Research from Colorado State University has found that secondhand tobacco smoke has a clear effect on dogs and their chance of disease. One study shows that the more members of a household who smoke, the higher their dogs’ risk of developing certain kinds of cancer. It is such a direct connection that dogs with long noses are at an even greater risk of developing certain nasal and sinus cancer, as they expose more tissue to the carcinogens when they inhale. Short and medium-nosed dogs are more susceptible to lung cancer, as the carcinogens more quickly pass the nose and settle in the lungs.

Likewise, a study done at Tufts College of Veterinary Medicine found that cats exposed to secondhand smoke have an increased chance of developing a type of oral cancer that smokers often fall victim to – squamous cell carcinoma. It is suspected that because of the grooming behaviour of cats, they expose the mucous membranes of their mouth to the cancer-causing chemicals. Cats living with smokers are also twice as likely to develop malignant lymphoma, a cancer that occurs in the lymph nodes and that is fatal to three out of four cats within 12 months of developing it.

Anyone with a pet bird knows to avoid using Teflon-coated pans because of birds’ sensitive respiratory systems–so it is no surprise that birds are also at risk for lung cancer, as well as pneumonia, from secondhand smoke.

Of the 5,000 chemicals identified in tobacco smoke, public health authorities have classified between 45 and 70 of those chemicals (including carcinogens, irritants and other toxins) as potentially causing the harmful effects of tobacco use. According to the Centers for Disease Control and Prevention, more than 126 million Americans who do not smoke are exposed to secondhand smoke in their homes, vehicles, workplaces, and public places. This exposure causes thousands of lung cancer and heart disease deaths among nonsmokers every year, according to the California Environmental Protection Agency.

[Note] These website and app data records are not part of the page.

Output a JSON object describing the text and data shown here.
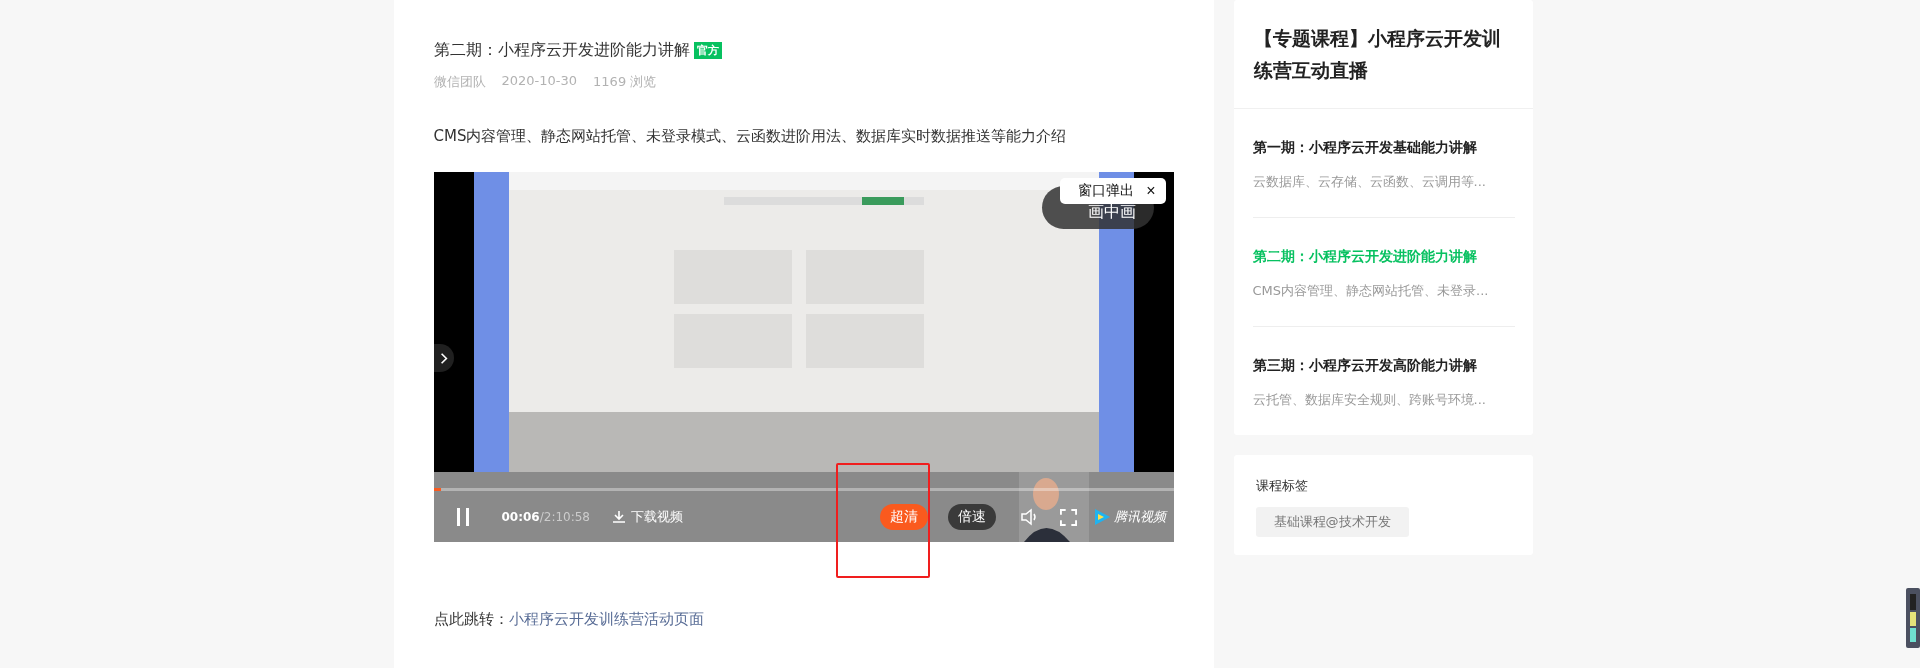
{
  "article": {
    "title": "第二期：小程序云开发进阶能力讲解",
    "badge": "官方",
    "author": "微信团队",
    "date": "2020-10-30",
    "views": "1169 浏览",
    "description": "CMS内容管理、静态网站托管、未登录模式、云函数进阶用法、数据库实时数据推送等能力介绍"
  },
  "player": {
    "kind": "picture",
    "pip": "画中画",
    "popup": {
      "label": "窗口弹出",
      "close": "×"
    },
    "progress": {
      "level": 0.01
    },
    "time_current": "00:06",
    "time_total": "/2:10:58",
    "download": "下载视频",
    "quality": "超清",
    "speed": "倍速",
    "brand": "腾讯视频"
  },
  "jump": {
    "label": "点此跳转：",
    "link": "小程序云开发训练营活动页面"
  },
  "sidebar": {
    "title": "【专题课程】小程序云开发训练营互动直播",
    "episodes": [
      {
        "title": "第一期：小程序云开发基础能力讲解",
        "summary": "云数据库、云存储、云函数、云调用等...",
        "selected": false
      },
      {
        "title": "第二期：小程序云开发进阶能力讲解",
        "summary": "CMS内容管理、静态网站托管、未登录...",
        "selected": true
      },
      {
        "title": "第三期：小程序云开发高阶能力讲解",
        "summary": "云托管、数据库安全规则、跨账号环境...",
        "selected": false
      }
    ],
    "tags_title": "课程标签",
    "tags": [
      "基础课程@技术开发"
    ]
  }
}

Now, we can add animal companions to this sad set of statistics.

Adapted from articles on Animal Planet